## Requirement
In full and word for word, copy the listing; no pictures belong in the copy.

◆ ◆ ◆ ◆ ◆ ◆ ◆

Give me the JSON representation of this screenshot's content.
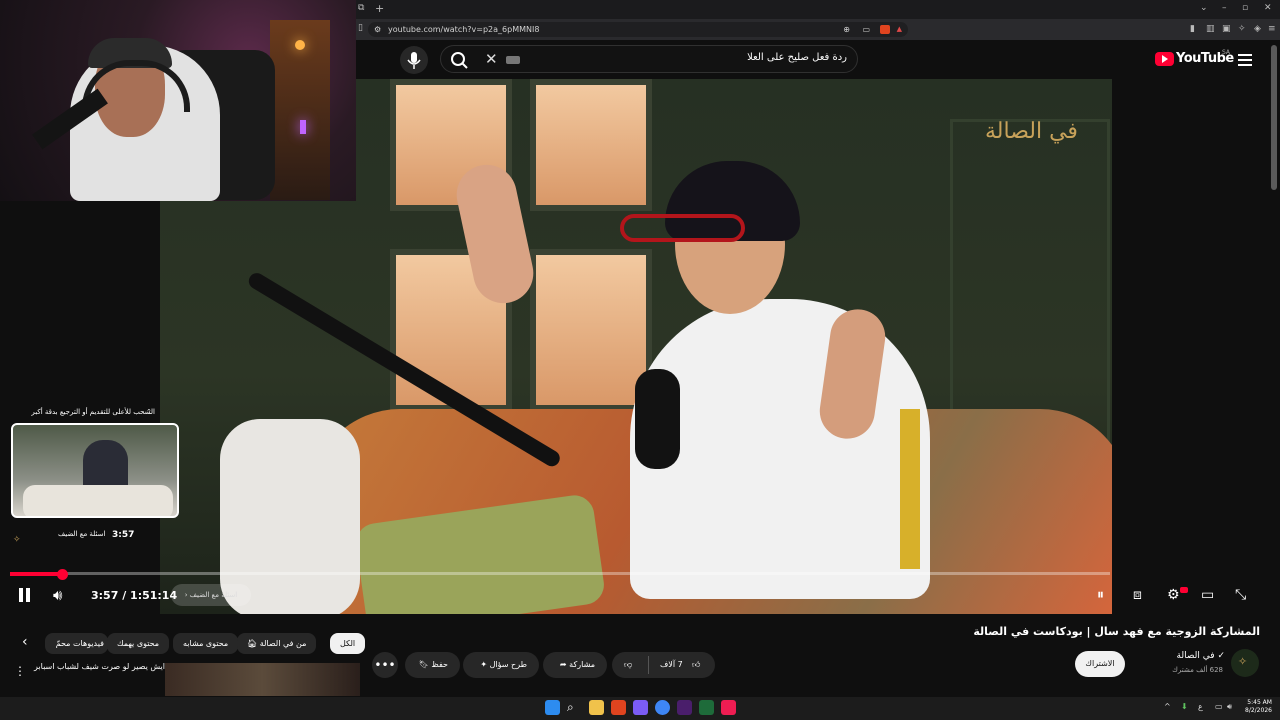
{
  "browser": {
    "url": "youtube.com/watch?v=p2a_6pMMNI8",
    "new_tab_icon": "plus-icon"
  },
  "header": {
    "search_query": "ردة فعل صليح على العلا",
    "logo_text": "YouTube",
    "country_code": "SA"
  },
  "player": {
    "drag_hint": "السحب للأعلى للتقديم أو الترجيع بدقة أكبر",
    "preview_time": "3:57",
    "preview_chapter": "اسئلة مع الضيف",
    "timecode": "3:57 / 1:51:14",
    "chapter_pill": "اسئلة مع الضيف",
    "progress_fraction": 0.047,
    "channel_watermark": "في الصالة"
  },
  "video": {
    "title": "المشاركة الزوجية مع فهد سال | بودكاست في الصالة",
    "channel_name": "في الصالة",
    "channel_subs": "628 ألف مشترك",
    "subscribe_label": "الاشتراك",
    "likes": "7 آلاف",
    "share_label": "مشاركة",
    "ask_label": "طرح سؤال",
    "save_label": "حفظ"
  },
  "chips": [
    {
      "label": "الكل",
      "active": true
    },
    {
      "label": "من في الصالة"
    },
    {
      "label": "محتوى مشابه"
    },
    {
      "label": "محتوى يهمك"
    },
    {
      "label": "فيديوهات محمّ"
    }
  ],
  "recommendation": {
    "title": "ايش يصير لو صرت شيف لشباب اسبابر"
  },
  "taskbar": {
    "time": "5:45 AM",
    "date": "8/2/2026",
    "lang": "ع"
  },
  "colors": {
    "accent": "#ff0033",
    "background": "#0f0f0f"
  }
}
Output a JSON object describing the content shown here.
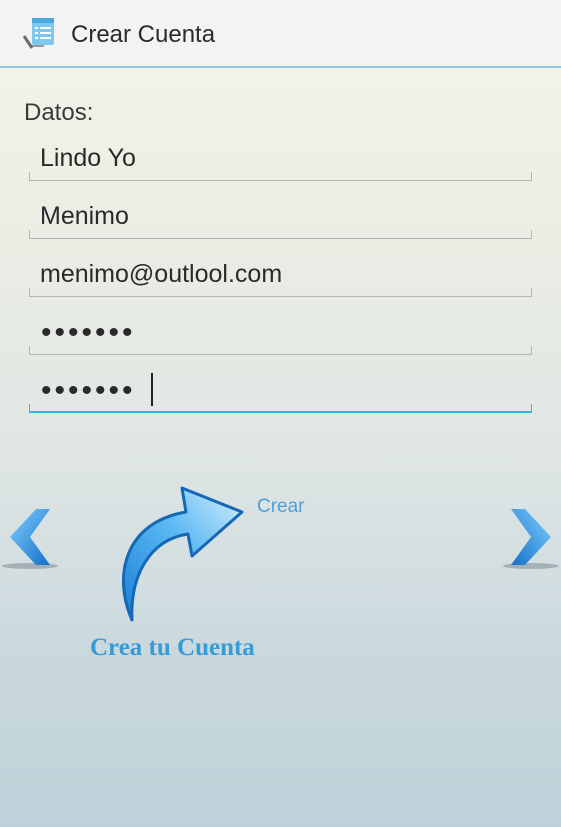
{
  "action_bar": {
    "icon": "notepad-checklist-icon",
    "title": "Crear Cuenta"
  },
  "form": {
    "section_label": "Datos:",
    "first_name": "Lindo Yo",
    "last_name": "Menimo",
    "email": "menimo@outlool.com",
    "password_mask": "•••••••",
    "confirm_password_mask": "•••••••"
  },
  "navigation": {
    "prev_icon": "chevron-left-icon",
    "next_icon": "chevron-right-icon"
  },
  "create": {
    "arrow_icon": "curved-arrow-icon",
    "link_label": "Crear",
    "caption": "Crea tu Cuenta"
  },
  "colors": {
    "accent": "#33b5e5",
    "link": "#4e9fd8",
    "caption": "#3a9ad6"
  }
}
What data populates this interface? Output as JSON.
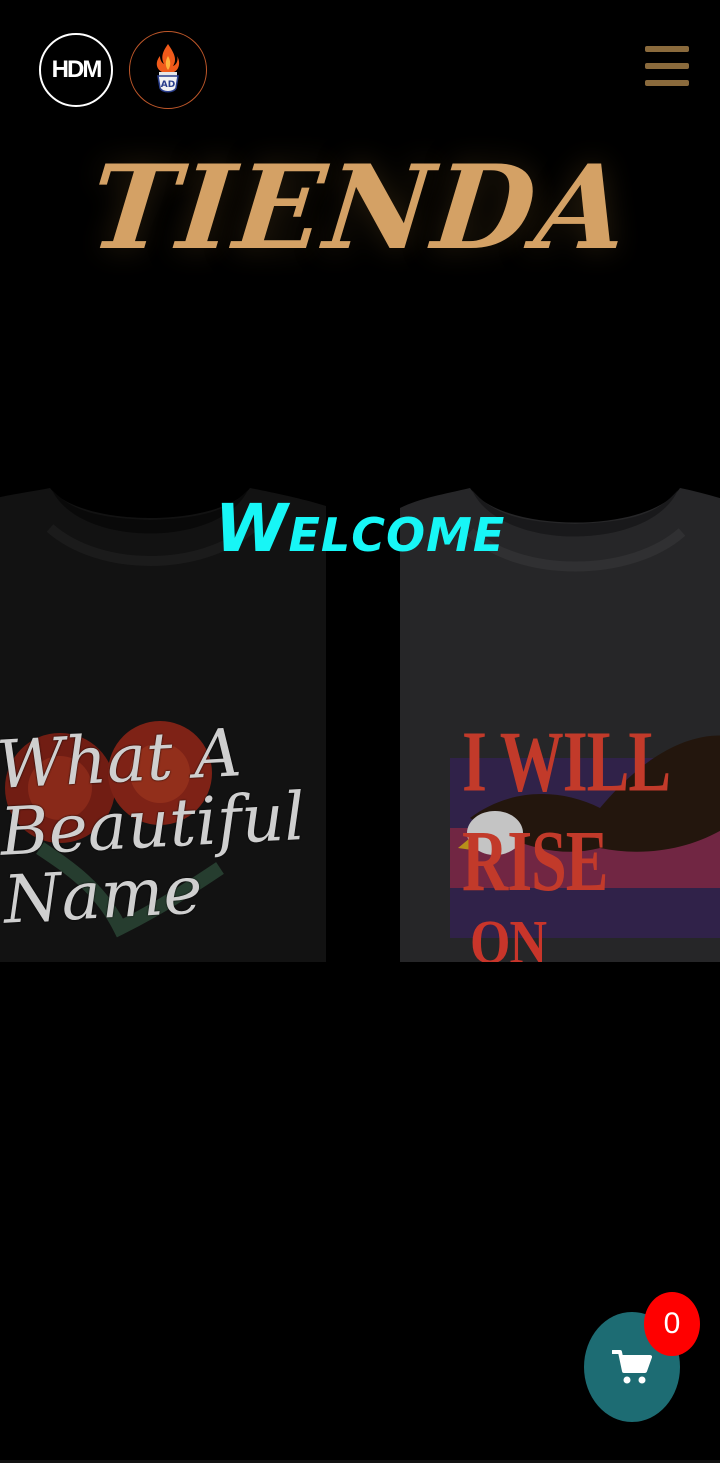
{
  "header": {
    "logo_hdm_text": "HDM",
    "logo_ad_text": "AD",
    "menu_icon": "hamburger-menu-icon"
  },
  "page": {
    "title": "TIENDA",
    "welcome": "Welcome"
  },
  "hero": {
    "left_shirt_text": "What A Beautiful Name",
    "right_shirt_text_top": "I WILL RISE",
    "right_shirt_text_bottom": "ON EAGLE'S"
  },
  "cart": {
    "icon": "shopping-cart-icon",
    "count": "0",
    "accent_color": "#1d6c73",
    "badge_color": "#ff0000"
  },
  "colors": {
    "title": "#d4a165",
    "welcome": "#17f6f6",
    "menu": "#8a6a3c"
  }
}
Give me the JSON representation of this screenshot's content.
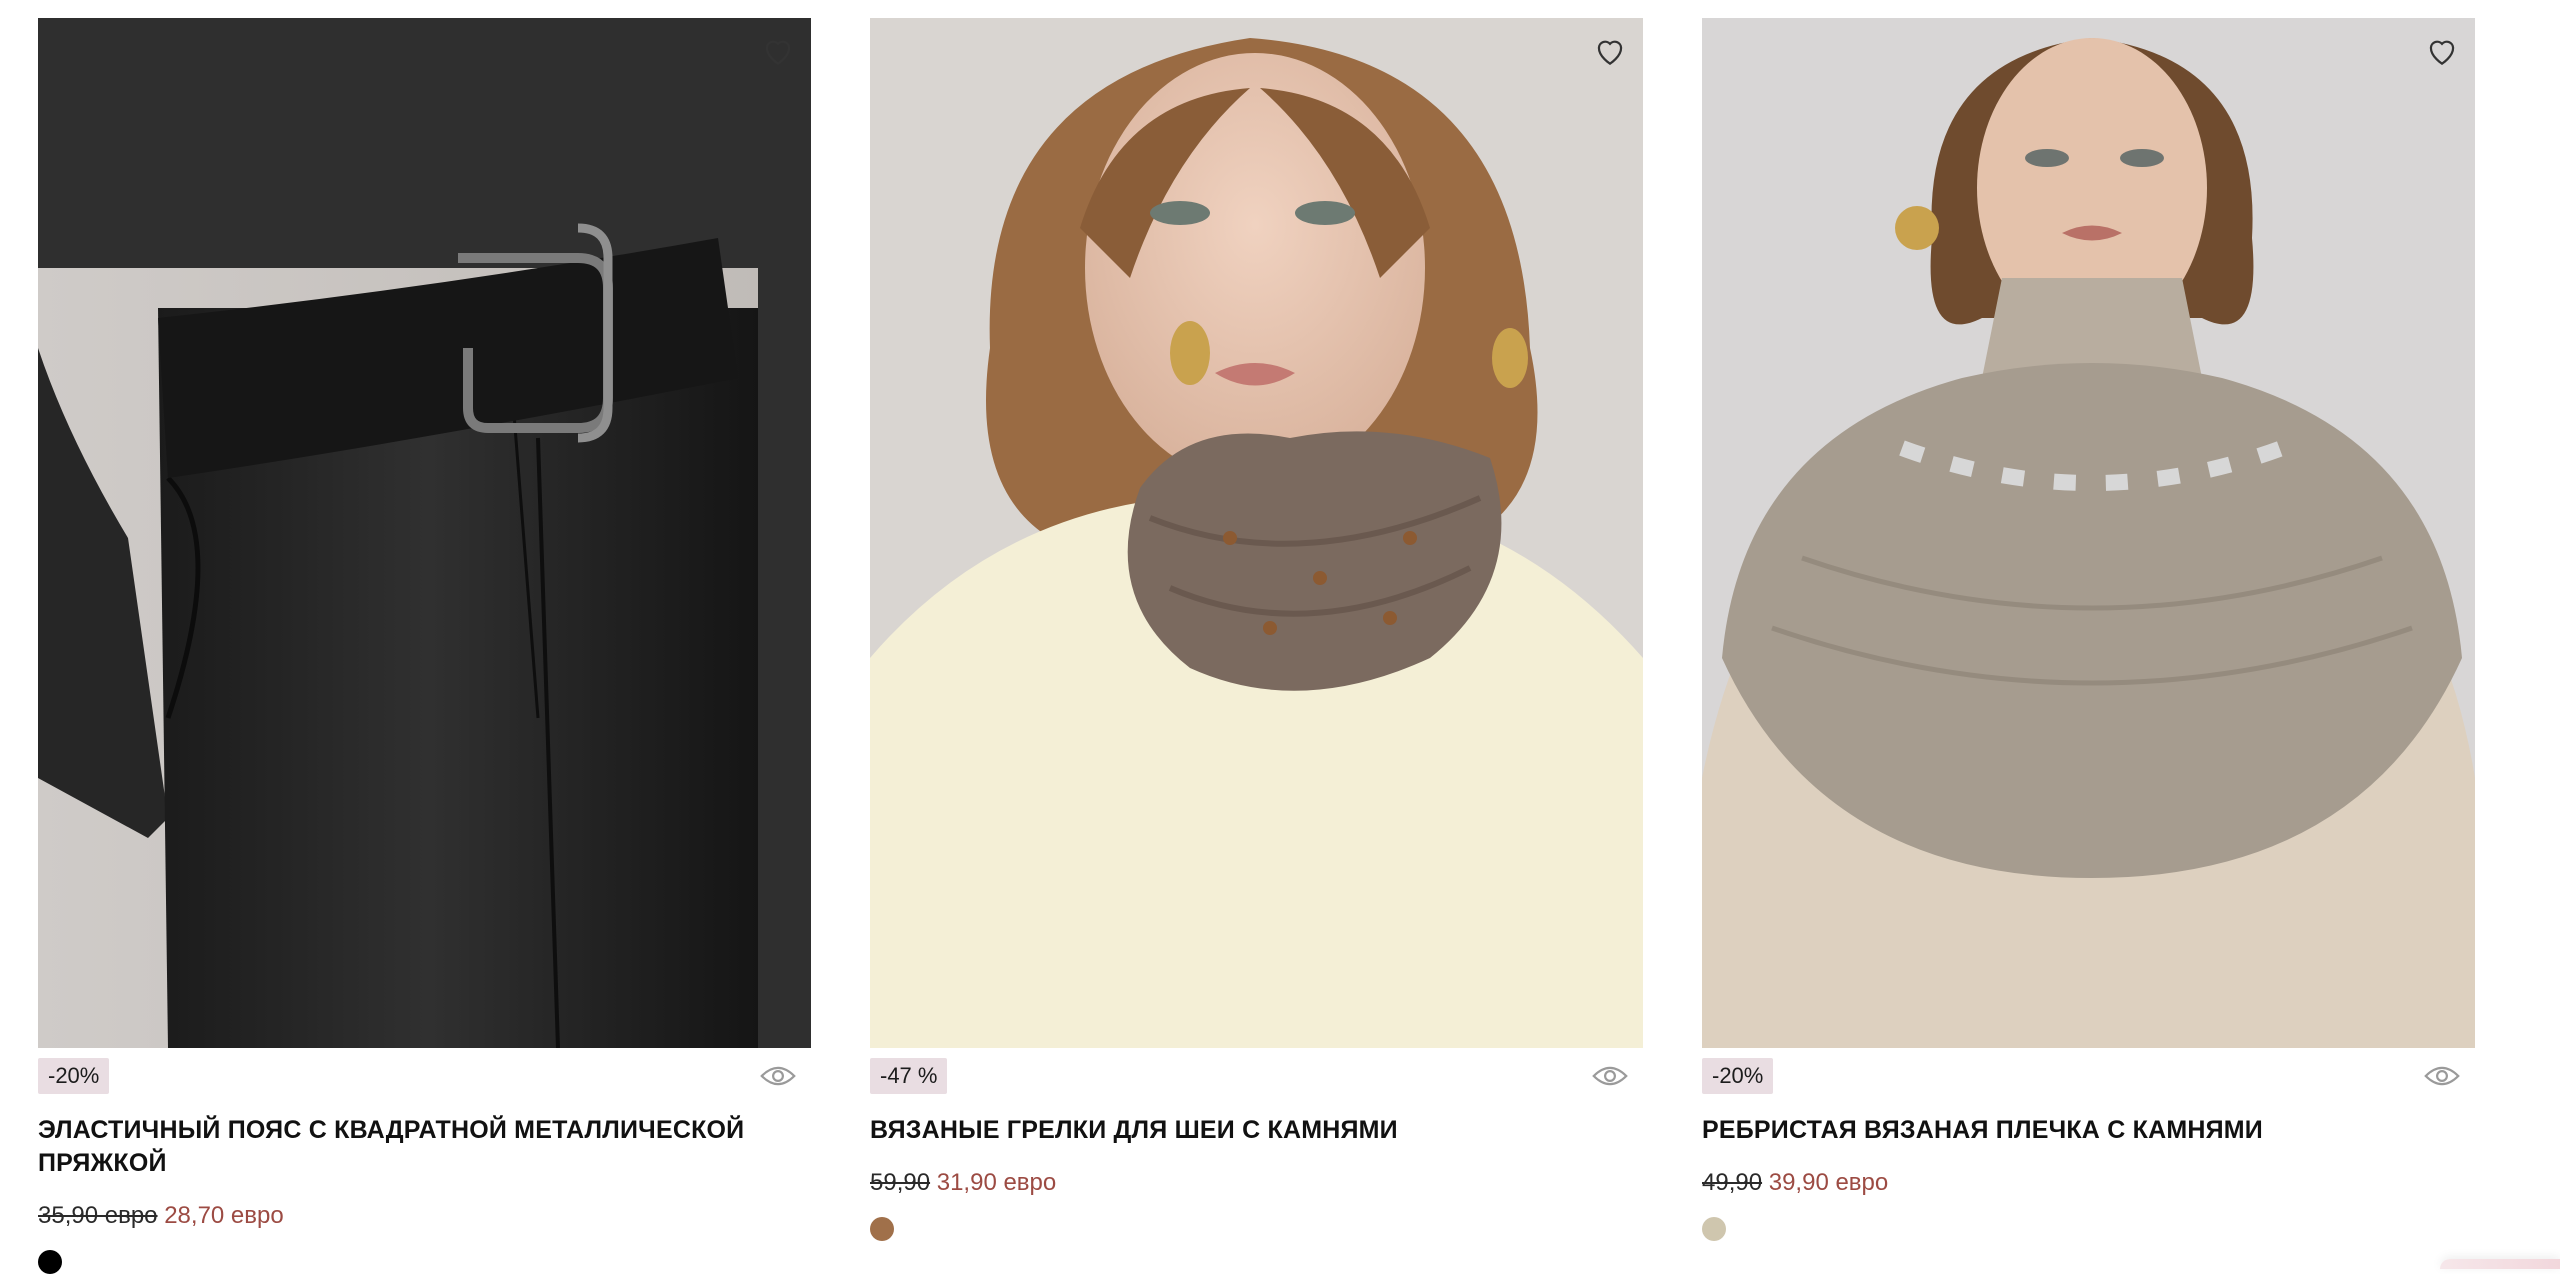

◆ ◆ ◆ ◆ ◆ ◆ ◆

## Worked solution
Give me the JSON representation of this screenshot's content.
{
  "browser": {
    "url": "youtube.com/watch?v=p2a_6pMMNI8",
    "new_tab_icon": "plus-icon"
  },
  "header": {
    "search_query": "ردة فعل صليح على العلا",
    "logo_text": "YouTube",
    "country_code": "SA"
  },
  "player": {
    "drag_hint": "السحب للأعلى للتقديم أو الترجيع بدقة أكبر",
    "preview_time": "3:57",
    "preview_chapter": "اسئلة مع الضيف",
    "timecode": "3:57 / 1:51:14",
    "chapter_pill": "اسئلة مع الضيف",
    "progress_fraction": 0.047,
    "channel_watermark": "في الصالة"
  },
  "video": {
    "title": "المشاركة الزوجية مع فهد سال | بودكاست في الصالة",
    "channel_name": "في الصالة",
    "channel_subs": "628 ألف مشترك",
    "subscribe_label": "الاشتراك",
    "likes": "7 آلاف",
    "share_label": "مشاركة",
    "ask_label": "طرح سؤال",
    "save_label": "حفظ"
  },
  "chips": [
    {
      "label": "الكل",
      "active": true
    },
    {
      "label": "من في الصالة"
    },
    {
      "label": "محتوى مشابه"
    },
    {
      "label": "محتوى يهمك"
    },
    {
      "label": "فيديوهات محمّ"
    }
  ],
  "recommendation": {
    "title": "ايش يصير لو صرت شيف لشباب اسبابر"
  },
  "taskbar": {
    "time": "5:45 AM",
    "date": "8/2/2026",
    "lang": "ع"
  },
  "colors": {
    "accent": "#ff0033",
    "background": "#0f0f0f"
  }
}
Output a JSON object describing the content shown here.
{
  "action_bar": {
    "icon": "notepad-checklist-icon",
    "title": "Crear Cuenta"
  },
  "form": {
    "section_label": "Datos:",
    "first_name": "Lindo Yo",
    "last_name": "Menimo",
    "email": "menimo@outlool.com",
    "password_mask": "•••••••",
    "confirm_password_mask": "•••••••"
  },
  "navigation": {
    "prev_icon": "chevron-left-icon",
    "next_icon": "chevron-right-icon"
  },
  "create": {
    "arrow_icon": "curved-arrow-icon",
    "link_label": "Crear",
    "caption": "Crea tu Cuenta"
  },
  "colors": {
    "accent": "#33b5e5",
    "link": "#4e9fd8",
    "caption": "#3a9ad6"
  }
}
What data populates this interface? Output as JSON.
{
  "header": {
    "logo_hdm_text": "HDM",
    "logo_ad_text": "AD",
    "menu_icon": "hamburger-menu-icon"
  },
  "page": {
    "title": "TIENDA",
    "welcome": "Welcome"
  },
  "hero": {
    "left_shirt_text": "What A Beautiful Name",
    "right_shirt_text_top": "I WILL RISE",
    "right_shirt_text_bottom": "ON EAGLE'S"
  },
  "cart": {
    "icon": "shopping-cart-icon",
    "count": "0",
    "accent_color": "#1d6c73",
    "badge_color": "#ff0000"
  },
  "colors": {
    "title": "#d4a165",
    "welcome": "#17f6f6",
    "menu": "#8a6a3c"
  }
}
Give me the JSON representation of this screenshot's content.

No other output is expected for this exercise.